Stand up Comedian
Jackie has had multiple television tapings under her belt. Her stand-up performances can be seen in Crave’s JFL All Access, CTV’s The Stand Up Show, and CTV’s Roast Battles Canada among others. Most recently, she made her sitcom debut on the award-winning series Children Ruin Everything. Jackie has released two stand-up albums: Dream Phone (2019) and Splash Pad (2022). Most recently, she received the prestigious 2023 JUNO Awards nomination for Best Comedy Album of the Year for Splash Pad.
Named by Exclaim! Magazine as a quick rising force in comedy and an “adept comic scene stealer” by The Hollywood Reporter, Jackie delights audiences with her oddball material and high-energy style.
When did you start to get interested in comedy?
Comedy has been a part of my life since the very beginning; jokes and laughter were major elements in my family and upbringing. As a kid I was glued to those Just for Laughs gala reruns from the ‘80s and ‘90s, and Seinfeld was also a huge staple in our household. I recall George Carlin’s bit on cats and dogs really grabbing me too; his exaggerated, cartoonish act-outs significantly catalyzed my own comedic mind.
But what really swept me into the comedy world was my waitressing job at a Montreal comedy club while attending university. After years of serving drinks down on the floor and watching thousands of hours of live stand up, I decided to find out what it was like up on the stage instead. Turns out I quite liked it!
If you were an advertisement, what would your slogan be?
I think a good slogan for me would be “buckle up!” because I like to think I take the audience on a ride where they’re not sure where it’s going to go next, or how sharp the turns will be.
Which is the part you enjoy the most about stand up comedy?
Purely the laughs! I know that sounds painfully obvious, but the particular rush of a room full of strangers all lighting up at your own ideas – relating to and laughing at things that materialized from nothing but your mind – is so incredibly satisfying and addictive! It’s the prize that keeps me getting back up onstage again and again.
Another favorite element for me is the excitement of a brand new bit, when it hits well the first time you try it, and suddenly you’re rejuvenated; the art form once again feels new and thrilling and you’re dying to get back up again and do it some more. Nothing like it!
Most artists say that through their art they learn more about themselves, heal. In which aspects has your art helped you?
That’s so true; my art has helped me learn about myself immensely. A comedian’s material must of course be relatable, but I believe in order to have an edge in this industry; a unique point of view is also crucial.

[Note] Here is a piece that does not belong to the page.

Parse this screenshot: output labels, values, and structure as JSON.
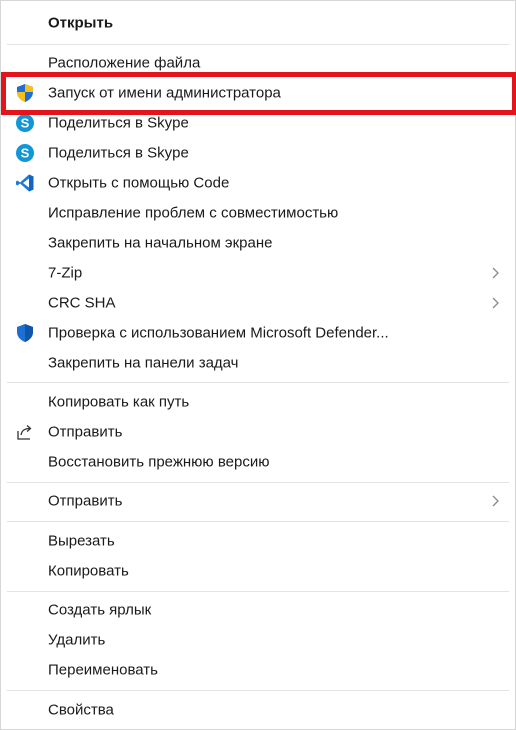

My comedy requires me to look at what makes me uniquely me, and the singular ways that I shape and perceive everyday scenarios and interactions in my life. Relaying my unique experiences to an audience requires a level of self-reflection that I wouldn’t otherwise have if not for comedy.
What does your art mean to you?
To me, my art means self realization and freedom; freedom to be fully and unapologetically myself. Through this medium, I get to show myself to the world exactly how I am and invite people to see the world as I do. It also means community and friendship, because there’s no stronger bond in my opinion than a shared sense of humor. Comedy has allowed me to make so many meaningful and lasting connections with fans and colleagues alike.
Who are your idols?
My biggest comedy idol is without a doubt Julia Louis-Dreyfus; one of the absolute funniest people of all time. Nobody can deliver a line like her. I believe some of our greatest and funniest moments in television are thanks to her! We love you Julia!
If you weren’t doing stand up comedy or performing, what would you be doing?
Had I not pursued comedy or any kind of performance art, I like to think that I’d have stuck to my original plan of a career in speech pathology. Although I veered off that path in favor of comedy, my background in linguistics occasionally factors into the way I think about and use language in my act. So if my parents are reading this, I am technically using my degree. Sometimes.
Do you consider that nowadays there are more or less opportunities for new stand up comedians? Why?
I believe there are a lot more opportunities these days for new comics. In the years since I started, there’s been a real resurgence of enthusiasm for stand up comedy, and now more than ever, the digital landscape is fostering a larger reach for audiences. It’s really a prime time for comedians to forge their own opportunities and curate their perfect fan base online.
What would your idyllic life as an artist be like?
My idyllic life as an artist would be to tour the world with my comedy and create and star in my own film and television projects. But in my down time between these things, I’d love to have my own hobby farm where I could spend my days surrounded by animals and tending to great gardens of flowers, fruits and veggies.
Needless to say, stand up comedy is an extremely social endeavor, and so I really value my solitude and recharge time, and I think that would be the perfect setting for that!
Tell us about your upcoming projects
I’ll soon be releasing a comedy advice column podcast called How Can We Help? with my friend and colleague Mark Little. I’ve also got a film project in the works with my writer/director friend – and fellow Juno nominee – Jose Lourenco!
Do you want to know more? You can find some projects below.